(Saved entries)
>>
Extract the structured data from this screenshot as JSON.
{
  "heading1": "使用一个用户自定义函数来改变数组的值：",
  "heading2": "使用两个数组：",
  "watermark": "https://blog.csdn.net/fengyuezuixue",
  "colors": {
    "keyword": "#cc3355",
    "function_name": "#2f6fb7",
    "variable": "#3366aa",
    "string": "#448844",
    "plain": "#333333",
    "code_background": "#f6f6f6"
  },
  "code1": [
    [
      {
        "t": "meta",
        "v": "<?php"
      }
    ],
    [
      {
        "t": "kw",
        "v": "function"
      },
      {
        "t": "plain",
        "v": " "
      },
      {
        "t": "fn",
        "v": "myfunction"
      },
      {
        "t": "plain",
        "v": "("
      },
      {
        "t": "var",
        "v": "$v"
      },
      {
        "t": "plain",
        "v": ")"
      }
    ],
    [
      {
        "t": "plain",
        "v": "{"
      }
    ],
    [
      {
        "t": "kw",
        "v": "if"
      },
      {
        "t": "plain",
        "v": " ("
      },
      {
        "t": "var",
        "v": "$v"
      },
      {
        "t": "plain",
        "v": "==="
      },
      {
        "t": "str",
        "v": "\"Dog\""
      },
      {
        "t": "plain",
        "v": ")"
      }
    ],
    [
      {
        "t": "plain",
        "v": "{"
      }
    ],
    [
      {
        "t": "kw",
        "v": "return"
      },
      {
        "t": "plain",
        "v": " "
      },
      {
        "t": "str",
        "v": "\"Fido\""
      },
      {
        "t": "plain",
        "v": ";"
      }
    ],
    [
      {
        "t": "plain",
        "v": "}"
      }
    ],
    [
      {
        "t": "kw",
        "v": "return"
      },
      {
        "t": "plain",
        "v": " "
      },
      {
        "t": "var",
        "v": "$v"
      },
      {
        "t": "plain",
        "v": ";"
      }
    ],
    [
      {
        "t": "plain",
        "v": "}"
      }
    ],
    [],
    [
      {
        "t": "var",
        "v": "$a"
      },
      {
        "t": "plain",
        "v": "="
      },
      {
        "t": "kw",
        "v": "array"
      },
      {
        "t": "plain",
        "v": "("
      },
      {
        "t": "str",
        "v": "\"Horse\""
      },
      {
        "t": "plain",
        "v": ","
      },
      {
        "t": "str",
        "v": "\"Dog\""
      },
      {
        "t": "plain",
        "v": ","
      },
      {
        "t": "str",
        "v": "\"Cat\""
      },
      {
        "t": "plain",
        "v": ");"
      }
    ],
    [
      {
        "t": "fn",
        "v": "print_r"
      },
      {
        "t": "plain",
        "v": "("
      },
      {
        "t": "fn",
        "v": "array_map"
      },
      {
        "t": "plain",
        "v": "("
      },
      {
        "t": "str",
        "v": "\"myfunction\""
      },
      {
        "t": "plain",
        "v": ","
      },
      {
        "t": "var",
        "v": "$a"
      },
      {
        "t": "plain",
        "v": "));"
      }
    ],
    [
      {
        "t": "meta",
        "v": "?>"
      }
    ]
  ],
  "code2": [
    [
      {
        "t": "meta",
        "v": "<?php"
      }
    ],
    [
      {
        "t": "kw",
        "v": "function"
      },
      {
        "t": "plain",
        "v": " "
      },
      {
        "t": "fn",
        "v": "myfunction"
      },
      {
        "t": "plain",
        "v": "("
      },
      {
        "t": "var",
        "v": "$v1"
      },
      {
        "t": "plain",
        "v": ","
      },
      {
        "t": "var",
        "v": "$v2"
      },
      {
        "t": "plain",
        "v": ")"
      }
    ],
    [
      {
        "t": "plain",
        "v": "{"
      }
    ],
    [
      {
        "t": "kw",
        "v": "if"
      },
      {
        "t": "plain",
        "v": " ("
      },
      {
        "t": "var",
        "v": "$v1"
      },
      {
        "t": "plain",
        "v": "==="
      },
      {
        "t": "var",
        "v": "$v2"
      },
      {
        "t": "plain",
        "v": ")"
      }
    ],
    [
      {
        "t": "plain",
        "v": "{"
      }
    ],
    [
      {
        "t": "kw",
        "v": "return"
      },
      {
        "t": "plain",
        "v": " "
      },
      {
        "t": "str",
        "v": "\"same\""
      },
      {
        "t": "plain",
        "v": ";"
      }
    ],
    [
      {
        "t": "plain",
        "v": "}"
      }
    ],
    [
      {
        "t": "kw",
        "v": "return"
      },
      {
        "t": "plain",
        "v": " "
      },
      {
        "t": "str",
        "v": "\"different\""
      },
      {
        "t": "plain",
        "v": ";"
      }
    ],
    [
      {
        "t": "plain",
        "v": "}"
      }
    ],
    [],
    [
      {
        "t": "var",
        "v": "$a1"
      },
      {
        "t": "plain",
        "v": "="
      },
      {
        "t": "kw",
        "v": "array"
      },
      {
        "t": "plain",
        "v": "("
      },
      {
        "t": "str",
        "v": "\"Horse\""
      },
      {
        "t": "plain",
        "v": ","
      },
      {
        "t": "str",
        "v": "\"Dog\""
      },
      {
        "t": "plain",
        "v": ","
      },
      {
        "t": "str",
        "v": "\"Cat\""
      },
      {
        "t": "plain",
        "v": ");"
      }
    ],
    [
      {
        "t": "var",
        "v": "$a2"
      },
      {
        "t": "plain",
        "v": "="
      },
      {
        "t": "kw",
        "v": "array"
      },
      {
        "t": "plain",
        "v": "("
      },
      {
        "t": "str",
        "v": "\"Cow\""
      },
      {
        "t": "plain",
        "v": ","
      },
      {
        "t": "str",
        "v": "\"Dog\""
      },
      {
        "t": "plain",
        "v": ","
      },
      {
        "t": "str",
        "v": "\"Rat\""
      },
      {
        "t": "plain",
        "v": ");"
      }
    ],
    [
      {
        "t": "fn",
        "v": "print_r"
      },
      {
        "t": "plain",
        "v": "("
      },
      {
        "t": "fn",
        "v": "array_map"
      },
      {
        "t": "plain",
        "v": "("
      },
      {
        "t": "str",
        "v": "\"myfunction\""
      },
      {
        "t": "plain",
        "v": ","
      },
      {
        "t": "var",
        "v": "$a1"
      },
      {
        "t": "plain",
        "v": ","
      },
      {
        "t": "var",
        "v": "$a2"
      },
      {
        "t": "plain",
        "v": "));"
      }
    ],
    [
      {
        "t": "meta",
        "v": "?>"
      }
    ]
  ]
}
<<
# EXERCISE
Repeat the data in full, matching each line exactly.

# OUTPUT OF THE TASK
Extract the structured data from this screenshot as JSON.
{
  "heading1": "使用一个用户自定义函数来改变数组的值：",
  "heading2": "使用两个数组：",
  "watermark": "https://blog.csdn.net/fengyuezuixue",
  "colors": {
    "keyword": "#cc3355",
    "function_name": "#2f6fb7",
    "variable": "#3366aa",
    "string": "#448844",
    "plain": "#333333",
    "code_background": "#f6f6f6"
  },
  "code1": [
    [
      {
        "t": "meta",
        "v": "<?php"
      }
    ],
    [
      {
        "t": "kw",
        "v": "function"
      },
      {
        "t": "plain",
        "v": " "
      },
      {
        "t": "fn",
        "v": "myfunction"
      },
      {
        "t": "plain",
        "v": "("
      },
      {
        "t": "var",
        "v": "$v"
      },
      {
        "t": "plain",
        "v": ")"
      }
    ],
    [
      {
        "t": "plain",
        "v": "{"
      }
    ],
    [
      {
        "t": "kw",
        "v": "if"
      },
      {
        "t": "plain",
        "v": " ("
      },
      {
        "t": "var",
        "v": "$v"
      },
      {
        "t": "plain",
        "v": "==="
      },
      {
        "t": "str",
        "v": "\"Dog\""
      },
      {
        "t": "plain",
        "v": ")"
      }
    ],
    [
      {
        "t": "plain",
        "v": "{"
      }
    ],
    [
      {
        "t": "kw",
        "v": "return"
      },
      {
        "t": "plain",
        "v": " "
      },
      {
        "t": "str",
        "v": "\"Fido\""
      },
      {
        "t": "plain",
        "v": ";"
      }
    ],
    [
      {
        "t": "plain",
        "v": "}"
      }
    ],
    [
      {
        "t": "kw",
        "v": "return"
      },
      {
        "t": "plain",
        "v": " "
      },
      {
        "t": "var",
        "v": "$v"
      },
      {
        "t": "plain",
        "v": ";"
      }
    ],
    [
      {
        "t": "plain",
        "v": "}"
      }
    ],
    [],
    [
      {
        "t": "var",
        "v": "$a"
      },
      {
        "t": "plain",
        "v": "="
      },
      {
        "t": "kw",
        "v": "array"
      },
      {
        "t": "plain",
        "v": "("
      },
      {
        "t": "str",
        "v": "\"Horse\""
      },
      {
        "t": "plain",
        "v": ","
      },
      {
        "t": "str",
        "v": "\"Dog\""
      },
      {
        "t": "plain",
        "v": ","
      },
      {
        "t": "str",
        "v": "\"Cat\""
      },
      {
        "t": "plain",
        "v": ");"
      }
    ],
    [
      {
        "t": "fn",
        "v": "print_r"
      },
      {
        "t": "plain",
        "v": "("
      },
      {
        "t": "fn",
        "v": "array_map"
      },
      {
        "t": "plain",
        "v": "("
      },
      {
        "t": "str",
        "v": "\"myfunction\""
      },
      {
        "t": "plain",
        "v": ","
      },
      {
        "t": "var",
        "v": "$a"
      },
      {
        "t": "plain",
        "v": "));"
      }
    ],
    [
      {
        "t": "meta",
        "v": "?>"
      }
    ]
  ],
  "code2": [
    [
      {
        "t": "meta",
        "v": "<?php"
      }
    ],
    [
      {
        "t": "kw",
        "v": "function"
      },
      {
        "t": "plain",
        "v": " "
      },
      {
        "t": "fn",
        "v": "myfunction"
      },
      {
        "t": "plain",
        "v": "("
      },
      {
        "t": "var",
        "v": "$v1"
      },
      {
        "t": "plain",
        "v": ","
      },
      {
        "t": "var",
        "v": "$v2"
      },
      {
        "t": "plain",
        "v": ")"
      }
    ],
    [
      {
        "t": "plain",
        "v": "{"
      }
    ],
    [
      {
        "t": "kw",
        "v": "if"
      },
      {
        "t": "plain",
        "v": " ("
      },
      {
        "t": "var",
        "v": "$v1"
      },
      {
        "t": "plain",
        "v": "==="
      },
      {
        "t": "var",
        "v": "$v2"
      },
      {
        "t": "plain",
        "v": ")"
      }
    ],
    [
      {
        "t": "plain",
        "v": "{"
      }
    ],
    [
      {
        "t": "kw",
        "v": "return"
      },
      {
        "t": "plain",
        "v": " "
      },
      {
        "t": "str",
        "v": "\"same\""
      },
      {
        "t": "plain",
        "v": ";"
      }
    ],
    [
      {
        "t": "plain",
        "v": "}"
      }
    ],
    [
      {
        "t": "kw",
        "v": "return"
      },
      {
        "t": "plain",
        "v": " "
      },
      {
        "t": "str",
        "v": "\"different\""
      },
      {
        "t": "plain",
        "v": ";"
      }
    ],
    [
      {
        "t": "plain",
        "v": "}"
      }
    ],
    [],
    [
      {
        "t": "var",
        "v": "$a1"
      },
      {
        "t": "plain",
        "v": "="
      },
      {
        "t": "kw",
        "v": "array"
      },
      {
        "t": "plain",
        "v": "("
      },
      {
        "t": "str",
        "v": "\"Horse\""
      },
      {
        "t": "plain",
        "v": ","
      },
      {
        "t": "str",
        "v": "\"Dog\""
      },
      {
        "t": "plain",
        "v": ","
      },
      {
        "t": "str",
        "v": "\"Cat\""
      },
      {
        "t": "plain",
        "v": ");"
      }
    ],
    [
      {
        "t": "var",
        "v": "$a2"
      },
      {
        "t": "plain",
        "v": "="
      },
      {
        "t": "kw",
        "v": "array"
      },
      {
        "t": "plain",
        "v": "("
      },
      {
        "t": "str",
        "v": "\"Cow\""
      },
      {
        "t": "plain",
        "v": ","
      },
      {
        "t": "str",
        "v": "\"Dog\""
      },
      {
        "t": "plain",
        "v": ","
      },
      {
        "t": "str",
        "v": "\"Rat\""
      },
      {
        "t": "plain",
        "v": ");"
      }
    ],
    [
      {
        "t": "fn",
        "v": "print_r"
      },
      {
        "t": "plain",
        "v": "("
      },
      {
        "t": "fn",
        "v": "array_map"
      },
      {
        "t": "plain",
        "v": "("
      },
      {
        "t": "str",
        "v": "\"myfunction\""
      },
      {
        "t": "plain",
        "v": ","
      },
      {
        "t": "var",
        "v": "$a1"
      },
      {
        "t": "plain",
        "v": ","
      },
      {
        "t": "var",
        "v": "$a2"
      },
      {
        "t": "plain",
        "v": "));"
      }
    ],
    [
      {
        "t": "meta",
        "v": "?>"
      }
    ]
  ]
}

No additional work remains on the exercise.